> **YOUR INSTRUCTIONS**: Wherever the word "meeting" appears in a line of the records, copy that line.

---

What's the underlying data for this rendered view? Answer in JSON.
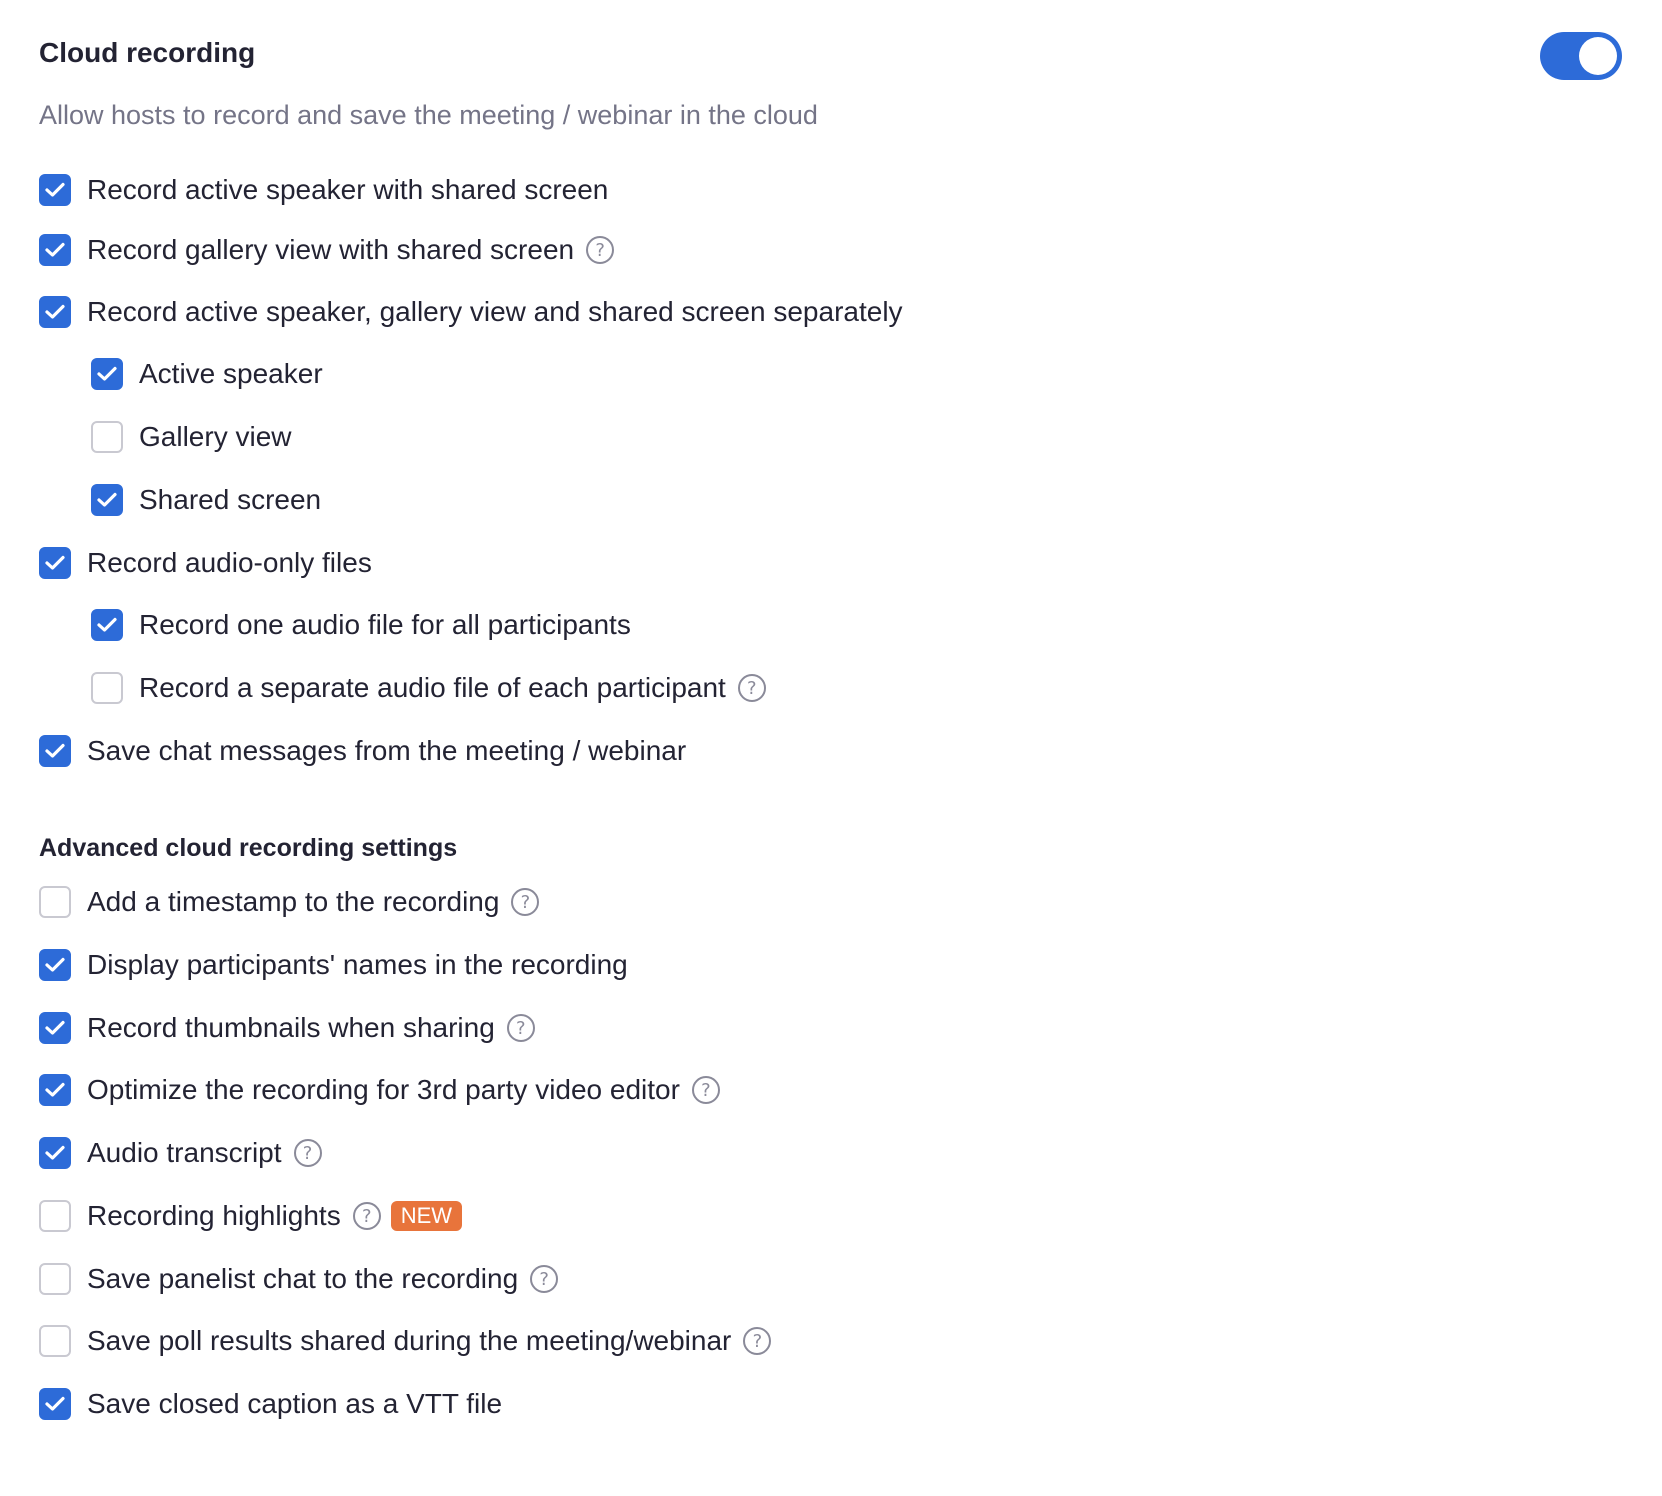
{
  "header": {
    "title": "Cloud recording",
    "toggle_on": true,
    "description": "Allow hosts to record and save the meeting / webinar in the cloud"
  },
  "options": [
    {
      "label": "Record active speaker with shared screen",
      "checked": true,
      "help": false
    },
    {
      "label": "Record gallery view with shared screen",
      "checked": true,
      "help": true
    },
    {
      "label": "Record active speaker, gallery view and shared screen separately",
      "checked": true,
      "help": false
    },
    {
      "label": "Active speaker",
      "checked": true,
      "help": false
    },
    {
      "label": "Gallery view",
      "checked": false,
      "help": false
    },
    {
      "label": "Shared screen",
      "checked": true,
      "help": false
    },
    {
      "label": "Record audio-only files",
      "checked": true,
      "help": false
    },
    {
      "label": "Record one audio file for all participants",
      "checked": true,
      "help": false
    },
    {
      "label": "Record a separate audio file of each participant",
      "checked": false,
      "help": true
    },
    {
      "label": "Save chat messages from the meeting / webinar",
      "checked": true,
      "help": false
    }
  ],
  "advanced": {
    "title": "Advanced cloud recording settings",
    "options": [
      {
        "label": "Add a timestamp to the recording",
        "checked": false,
        "help": true
      },
      {
        "label": "Display participants' names in the recording",
        "checked": true,
        "help": false
      },
      {
        "label": "Record thumbnails when sharing",
        "checked": true,
        "help": true
      },
      {
        "label": "Optimize the recording for 3rd party video editor",
        "checked": true,
        "help": true
      },
      {
        "label": "Audio transcript",
        "checked": true,
        "help": true
      },
      {
        "label": "Recording highlights",
        "checked": false,
        "help": true,
        "badge": "NEW"
      },
      {
        "label": "Save panelist chat to the recording",
        "checked": false,
        "help": true
      },
      {
        "label": "Save poll results shared during the meeting/webinar",
        "checked": false,
        "help": true
      },
      {
        "label": "Save closed caption as a VTT file",
        "checked": true,
        "help": false
      }
    ]
  },
  "help_glyph": "?",
  "colors": {
    "accent": "#2d6bd8",
    "badge": "#e8743b",
    "text": "#232333",
    "muted": "#747487"
  },
  "icons": {
    "check": "check-icon",
    "help": "help-icon"
  }
}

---

> **ANSWER BELOW**:
    "description": "Allow hosts to record and save the meeting / webinar in the cloud"
      "label": "Save chat messages from the meeting / webinar",
        "label": "Save poll results shared during the meeting/webinar",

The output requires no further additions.